January 16, 2012
Buying A Used Diesel Engine Car, Find The Best Used Car Deal
Thinking of buying a second hand car and are not sure if you should choose a petrol or diesel car, find problems that commonly occur and make an educated buying decision.
For many years, I have been driving both petrol and diesel engine cars. This is my advice, and when I go looking for my next car, these are the things I’ll be looking out for. But before I get into the list of checkpoints, here is some general information about diesel engines:
Diesel engines made stronger than petrol engines as the forces within the motor are really high, almost double that of their petrol counterparts. The compression inside the cylinders is really high because diesel does not use spark plugs to ignite the fuel. Diesel is compressed until it ignites. Glow plugs are used to warm the initial fuel mixture and aid the starting process, that’s why you don’t just turn the key as you would with a petrol engine. You need to heat the glow plugs first before you swing the engine.
A diesel engine is therefore highly stressed and as a result, it has a stronger engine block casting, much stronger cylinder head and stronger parts all round. All these things add weight, and as the engine is heavier, the engine mounts need to be stronger and heavier too same with the front shock absorbers it’s a knock on effect of trying to ignite relatively stable diesel fuel using high compression. So in short, diesels are heavier as they are built stronger.
The benefits of course are that diesel offers very good economy (I think the VW 1.9 Tdi is about as efficient as a Toyota Prius) and this is further improved when you add a Turbocharger. And this is where some of the problems begin when considering a used diesel engine car if you do not service them regularly, you stand the chance of over stressing a motor that is already quite stressed. By not changing the air filter when dirty, will make for an engine that runs hot and the item that takes the strain most is the turbocharger.
I’m not saying you should avoid used diesels, it’s just that they are not exactly like petrol. In return for the economy, make sure they are well looked after and keep them serviced regularly.
NOTE: It’s worthwhile noting that this information is for USED diesel engines, but following this advice will definitely prolong the life of any engine.
Benefits of Diesel:
Fuel Efficiency: Diesel fuel has about 14 percent more energy in it than petrol fuel, so it’s going to be hard for petrol to beat diesels economy. When driving long distances at a constant speed, diesel’s economy is unbeatable.
Pulling Power: Diesel delivers raw torque right from the bottom end. When towing a boat or a trailer you sometimes need to check that it’s still with you!
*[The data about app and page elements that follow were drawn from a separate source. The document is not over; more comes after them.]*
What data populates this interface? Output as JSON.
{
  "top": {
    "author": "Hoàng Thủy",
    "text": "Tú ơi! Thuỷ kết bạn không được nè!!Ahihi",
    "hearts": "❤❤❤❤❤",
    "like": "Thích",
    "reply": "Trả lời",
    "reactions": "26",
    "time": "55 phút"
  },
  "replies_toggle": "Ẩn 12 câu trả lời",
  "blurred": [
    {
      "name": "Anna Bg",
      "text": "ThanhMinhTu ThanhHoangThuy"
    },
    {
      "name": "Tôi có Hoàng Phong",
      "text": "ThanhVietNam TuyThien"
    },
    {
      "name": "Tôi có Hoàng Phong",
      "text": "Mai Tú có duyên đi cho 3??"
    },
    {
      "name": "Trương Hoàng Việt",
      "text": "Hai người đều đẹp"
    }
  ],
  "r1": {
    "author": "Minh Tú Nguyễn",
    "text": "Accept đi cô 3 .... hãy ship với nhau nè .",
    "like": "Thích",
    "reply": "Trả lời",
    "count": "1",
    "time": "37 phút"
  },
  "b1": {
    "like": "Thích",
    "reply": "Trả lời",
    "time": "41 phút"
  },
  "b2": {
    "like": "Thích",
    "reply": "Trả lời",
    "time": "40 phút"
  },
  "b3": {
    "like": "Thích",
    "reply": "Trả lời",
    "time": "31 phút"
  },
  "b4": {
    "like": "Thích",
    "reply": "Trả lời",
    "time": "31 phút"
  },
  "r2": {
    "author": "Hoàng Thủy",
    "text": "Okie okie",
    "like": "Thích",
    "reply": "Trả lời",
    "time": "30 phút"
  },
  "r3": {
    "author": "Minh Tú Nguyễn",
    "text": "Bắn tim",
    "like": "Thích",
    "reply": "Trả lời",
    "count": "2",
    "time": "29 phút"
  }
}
Well made Engines: As diesel engines are built stronger, they tend to last longer too. Make sure they have been serviced as required.
Be aware of the following things:
- Worn glow plugs: Diesels tend to start first time, every time. If you need to let the glow plugs go again, or if the glow plug indicator light is lit for a period of more than 5 seconds, it could mean that they have seen better days and they are expensive, much more than a set of petrol spark plugs!
- Oil and Sweating: Because of the high compression experienced with diesel, make sure that there is no sweating from around the head gasket or sump.
- Turbo: A worn turbo and inter-cooler that are covered in oil or show signs of leaking are to be avoided as repairs to them are costly and usually require replacing. Turbos that are worn show signs of oil use, smoking engine and/or lack of power.
- Injectors: If you put your foot down or accelerate aggressively, and the car leaves a plume of smoke behind, then it’s reasonable to assume the injectors are worn (if the car did not smoke with normal use). This can be costly as the whole injection system needs recalibrating when they are replaced.
You should feel quite at home in a diesel powered car, it’s not really all that different from a petrol car. You should note improved economy, and a lower revving engine.
I’d be delighted if you found this article useful and that you find a better car for your needs.